Epinephrine: increases pulse pressure
Mechanism of cough syncope?

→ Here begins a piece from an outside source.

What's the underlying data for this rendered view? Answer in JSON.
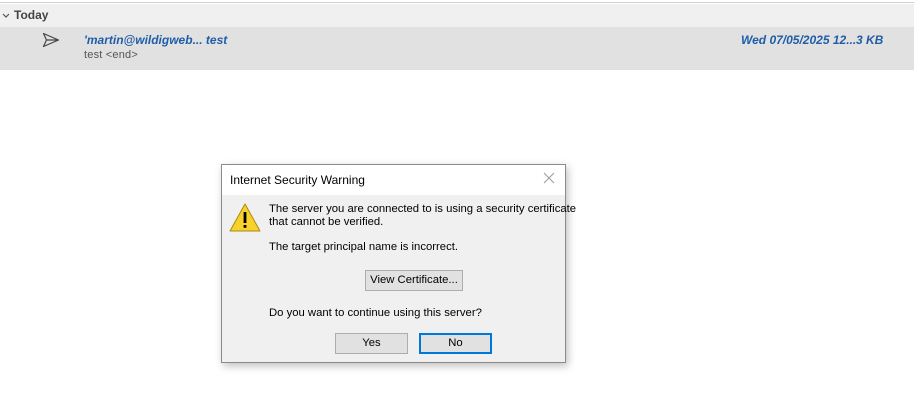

Micturition syncope?
Cough syncope (usually in COPD pts): coughing causes rise in intrathoracic pressure -> decreased venous return to heart -> decreased CO and decreased cerebral blood flow -> so same mechaism as valsalva
NOT vetebrobasillar deficiency, which is a bigger problem that would present w/ numerous serious signs
Micturition syncope: rising at night to pee causes orthostatic hypotension from venous pooling
What do you need to think about in new, unexplained edema in lower extremities when obv causes are not present (no HF, liver cirrhosis, nephrotic syndrome)?
IVC obstruction (probably by renal cancer esp if can palpate flank mass) -> so get bilateral leg edema w/ distended lower abd veins and faint systolic bruit
End-diastolic volume and end-systolic volume in diastolic dysfx vs. systolic dysfx?
Systolic dysfx (dilated): increased end-diastolic and end-systolic volumes -> this happens in global ischemia too
Diastolic dysfx (thickened): decrease in both
What happens to HR, end-systolic volume, and end-diastolic volume in pericardial constriction?
End-diastolic volume: decreased (restricted ability to expand)
End-systolic volume: also decreased
HR: increased (heart tries to maintain CO in the setting of decreased preload)
Pt smokes and has DM and HTN. Doing what would reduce the risk of ischemic heart disease the most?
Stop smoking (b/c smoking promotes BOTH atherosclerosis and platelet aggregation)
How do you differentiate bet. water diuresis vs. osmotic diuresis?
Water diuresis: urine osmolality < serum osmolality -> think DI, primary polydipsia
Osmtic diuresis: urine osmolalit > serum osmolality -> think DM
4 causes of nephrogenic DI?
Drugs: lithium, amphotericin B, gentamycin, cisplatin
Hypercalcemia: b/c lots of Ca2+ downregulates aquaporins in collecting tubules -> dehydration -> so think about nephrogenic DI w/ SCC of lungs producing PHrP
What's a compound in cigarette that's assc. w/ bladder cancer?
Also found in leather, textile, etc
Where along nephron would sodium resorption be most affected w/ mitochondrial inhibitor?
All segments use basolateral Na/K+ ATPase, but PCT is the segment that reabsorbs most amount of Na+ (65-80%)
Renal tubular defects?
"FABulous Glittering Liquid"
PCT: FAnconi syndrome (lose AAs, glucose, HCO3-. PO43-) -> RTAII
Thick asc. limb of loop of Henle: Bartter (like using loop diuretics)
DCT: Gitelman (like using thiazide diuretics)
Collecting tubules: Liddle (AD, presents like aldos overload but w/ low aldos)
Wilms tumor, Aniridia (no iris), Genitourinary malformation, Retardation
Cancer assc. w/ Beckwith-Wiedemann syndrome?
Beckwith-Wiedemann: large everything (head, tongue, organs) + omphalocele + umbilical hernia